- What is being asked -
Write out all the entries word for word, but skip any images.

┄┄┄┄┄┄

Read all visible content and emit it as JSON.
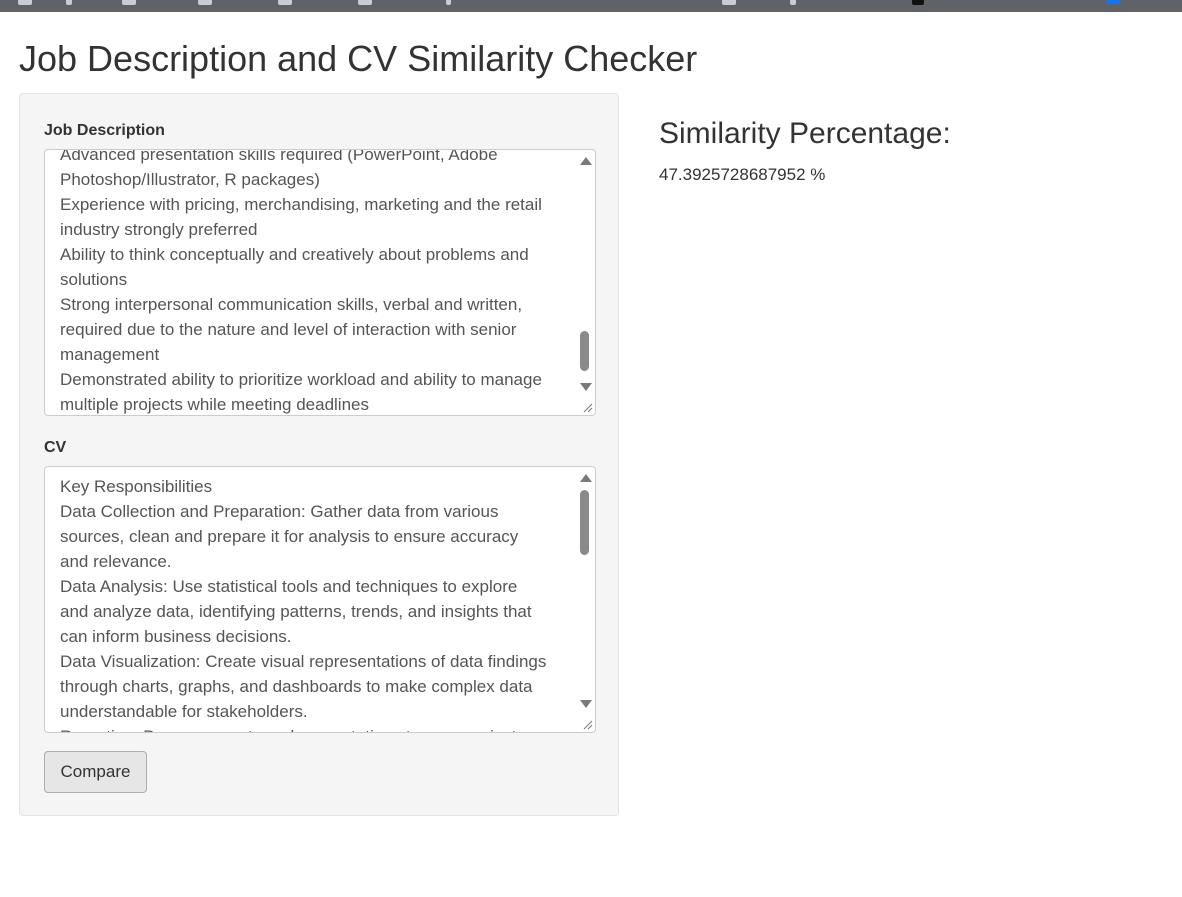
{
  "page": {
    "title": "Job Description and CV Similarity Checker"
  },
  "form": {
    "job_description": {
      "label": "Job Description",
      "lines": [
        "Advanced presentation skills required (PowerPoint, Adobe",
        "Photoshop/Illustrator, R packages)",
        "Experience with pricing, merchandising, marketing and the retail",
        "industry strongly preferred",
        "Ability to think conceptually and creatively about problems and",
        "solutions",
        "Strong interpersonal communication skills, verbal and written,",
        "required due to the nature and level of interaction with senior",
        "management",
        "Demonstrated ability to prioritize workload and ability to manage",
        "multiple projects while meeting deadlines"
      ]
    },
    "cv": {
      "label": "CV",
      "lines": [
        "Key Responsibilities",
        "Data Collection and Preparation: Gather data from various",
        "sources, clean and prepare it for analysis to ensure accuracy",
        "and relevance.",
        "Data Analysis: Use statistical tools and techniques to explore",
        "and analyze data, identifying patterns, trends, and insights that",
        "can inform business decisions.",
        "Data Visualization: Create visual representations of data findings",
        "through charts, graphs, and dashboards to make complex data",
        "understandable for stakeholders.",
        "Reporting: Prepare reports and presentations to communicate"
      ]
    },
    "compare_label": "Compare"
  },
  "result": {
    "heading": "Similarity Percentage:",
    "value": "47.3925728687952 %"
  }
}
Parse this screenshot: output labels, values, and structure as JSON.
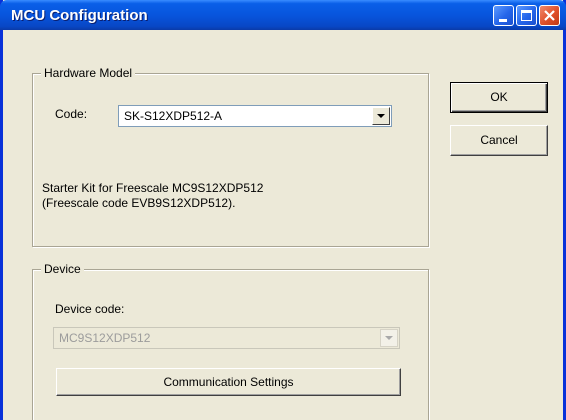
{
  "window": {
    "title": "MCU Configuration"
  },
  "titlebar_buttons": {
    "minimize": "minimize-icon",
    "maximize": "maximize-icon",
    "close": "close-icon"
  },
  "hardware_model": {
    "legend": "Hardware Model",
    "code_label": "Code:",
    "code_value": "SK-S12XDP512-A",
    "description_line1": "Starter Kit for Freescale MC9S12XDP512",
    "description_line2": "(Freescale code EVB9S12XDP512)."
  },
  "device": {
    "legend": "Device",
    "device_code_label": "Device code:",
    "device_code_value": "MC9S12XDP512",
    "comm_button_label": "Communication Settings"
  },
  "actions": {
    "ok_label": "OK",
    "cancel_label": "Cancel"
  }
}
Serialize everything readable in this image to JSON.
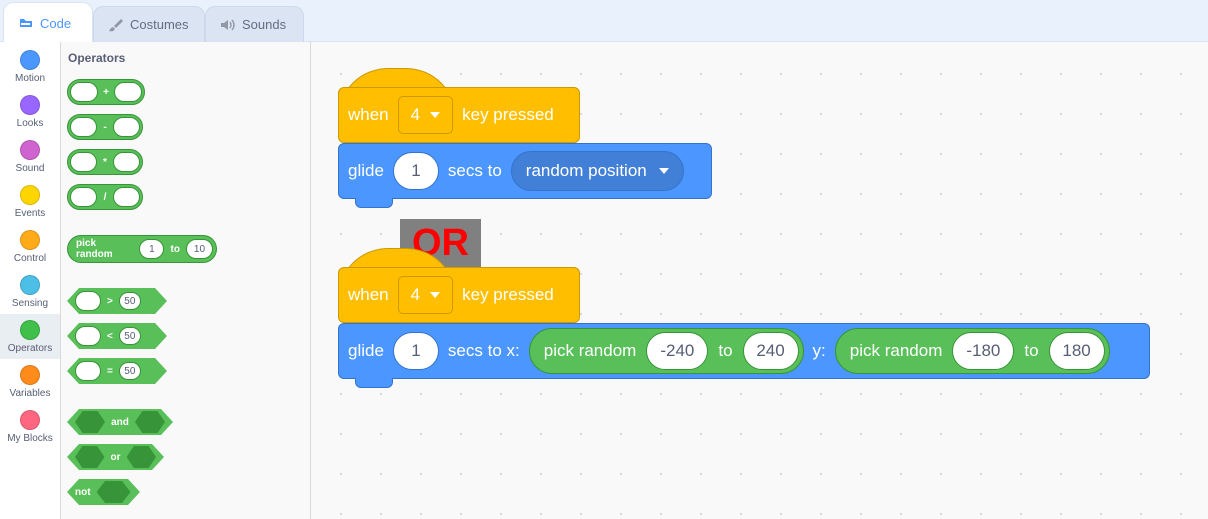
{
  "tabs": [
    {
      "label": "Code",
      "icon": "code-icon"
    },
    {
      "label": "Costumes",
      "icon": "paintbrush-icon"
    },
    {
      "label": "Sounds",
      "icon": "speaker-icon"
    }
  ],
  "categories": [
    {
      "label": "Motion",
      "color": "#4c97ff"
    },
    {
      "label": "Looks",
      "color": "#9966ff"
    },
    {
      "label": "Sound",
      "color": "#cf63cf"
    },
    {
      "label": "Events",
      "color": "#ffd500"
    },
    {
      "label": "Control",
      "color": "#ffab19"
    },
    {
      "label": "Sensing",
      "color": "#4cbfe6"
    },
    {
      "label": "Operators",
      "color": "#40bf4a"
    },
    {
      "label": "Variables",
      "color": "#ff8c1a"
    },
    {
      "label": "My Blocks",
      "color": "#ff6680"
    }
  ],
  "flyout": {
    "title": "Operators",
    "arith": [
      "+",
      "-",
      "*",
      "/"
    ],
    "pick_random": {
      "label": "pick random",
      "from": "1",
      "to_label": "to",
      "to": "10"
    },
    "compare": [
      {
        "op": ">",
        "value": "50"
      },
      {
        "op": "<",
        "value": "50"
      },
      {
        "op": "=",
        "value": "50"
      }
    ],
    "logic": {
      "and": "and",
      "or": "or",
      "not": "not"
    }
  },
  "script1": {
    "hat_when": "when",
    "key": "4",
    "hat_tail": "key pressed",
    "glide": "glide",
    "secs": "1",
    "secs_to": "secs to",
    "target": "random position"
  },
  "separator": "OR",
  "script2": {
    "hat_when": "when",
    "key": "4",
    "hat_tail": "key pressed",
    "glide": "glide",
    "secs": "1",
    "secs_to_x": "secs to x:",
    "pick_random": "pick random",
    "x_from": "-240",
    "to": "to",
    "x_to": "240",
    "y_label": "y:",
    "y_from": "-180",
    "y_to": "180"
  }
}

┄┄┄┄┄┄

- Written solution -
Read all visible content and emit it as JSON.
{
  "page": {
    "title": "Job Description and CV Similarity Checker"
  },
  "form": {
    "job_description": {
      "label": "Job Description",
      "lines": [
        "Advanced presentation skills required (PowerPoint, Adobe",
        "Photoshop/Illustrator, R packages)",
        "Experience with pricing, merchandising, marketing and the retail",
        "industry strongly preferred",
        "Ability to think conceptually and creatively about problems and",
        "solutions",
        "Strong interpersonal communication skills, verbal and written,",
        "required due to the nature and level of interaction with senior",
        "management",
        "Demonstrated ability to prioritize workload and ability to manage",
        "multiple projects while meeting deadlines"
      ]
    },
    "cv": {
      "label": "CV",
      "lines": [
        "Key Responsibilities",
        "Data Collection and Preparation: Gather data from various",
        "sources, clean and prepare it for analysis to ensure accuracy",
        "and relevance.",
        "Data Analysis: Use statistical tools and techniques to explore",
        "and analyze data, identifying patterns, trends, and insights that",
        "can inform business decisions.",
        "Data Visualization: Create visual representations of data findings",
        "through charts, graphs, and dashboards to make complex data",
        "understandable for stakeholders.",
        "Reporting: Prepare reports and presentations to communicate"
      ]
    },
    "compare_label": "Compare"
  },
  "result": {
    "heading": "Similarity Percentage:",
    "value": "47.3925728687952 %"
  }
}
Parse this screenshot: output labels, values, and structure as JSON.
{
  "window": {
    "title": "MCU Configuration"
  },
  "titlebar_buttons": {
    "minimize": "minimize-icon",
    "maximize": "maximize-icon",
    "close": "close-icon"
  },
  "hardware_model": {
    "legend": "Hardware Model",
    "code_label": "Code:",
    "code_value": "SK-S12XDP512-A",
    "description_line1": "Starter Kit for Freescale MC9S12XDP512",
    "description_line2": "(Freescale code EVB9S12XDP512)."
  },
  "device": {
    "legend": "Device",
    "device_code_label": "Device code:",
    "device_code_value": "MC9S12XDP512",
    "comm_button_label": "Communication Settings"
  },
  "actions": {
    "ok_label": "OK",
    "cancel_label": "Cancel"
  }
}
Serialize everything readable in this image to JSON.
{
  "tabs": [
    {
      "label": "Code",
      "icon": "code-icon"
    },
    {
      "label": "Costumes",
      "icon": "paintbrush-icon"
    },
    {
      "label": "Sounds",
      "icon": "speaker-icon"
    }
  ],
  "categories": [
    {
      "label": "Motion",
      "color": "#4c97ff"
    },
    {
      "label": "Looks",
      "color": "#9966ff"
    },
    {
      "label": "Sound",
      "color": "#cf63cf"
    },
    {
      "label": "Events",
      "color": "#ffd500"
    },
    {
      "label": "Control",
      "color": "#ffab19"
    },
    {
      "label": "Sensing",
      "color": "#4cbfe6"
    },
    {
      "label": "Operators",
      "color": "#40bf4a"
    },
    {
      "label": "Variables",
      "color": "#ff8c1a"
    },
    {
      "label": "My Blocks",
      "color": "#ff6680"
    }
  ],
  "flyout": {
    "title": "Operators",
    "arith": [
      "+",
      "-",
      "*",
      "/"
    ],
    "pick_random": {
      "label": "pick random",
      "from": "1",
      "to_label": "to",
      "to": "10"
    },
    "compare": [
      {
        "op": ">",
        "value": "50"
      },
      {
        "op": "<",
        "value": "50"
      },
      {
        "op": "=",
        "value": "50"
      }
    ],
    "logic": {
      "and": "and",
      "or": "or",
      "not": "not"
    }
  },
  "script1": {
    "hat_when": "when",
    "key": "4",
    "hat_tail": "key pressed",
    "glide": "glide",
    "secs": "1",
    "secs_to": "secs to",
    "target": "random position"
  },
  "separator": "OR",
  "script2": {
    "hat_when": "when",
    "key": "4",
    "hat_tail": "key pressed",
    "glide": "glide",
    "secs": "1",
    "secs_to_x": "secs to x:",
    "pick_random": "pick random",
    "x_from": "-240",
    "to": "to",
    "x_to": "240",
    "y_label": "y:",
    "y_from": "-180",
    "y_to": "180"
  }
}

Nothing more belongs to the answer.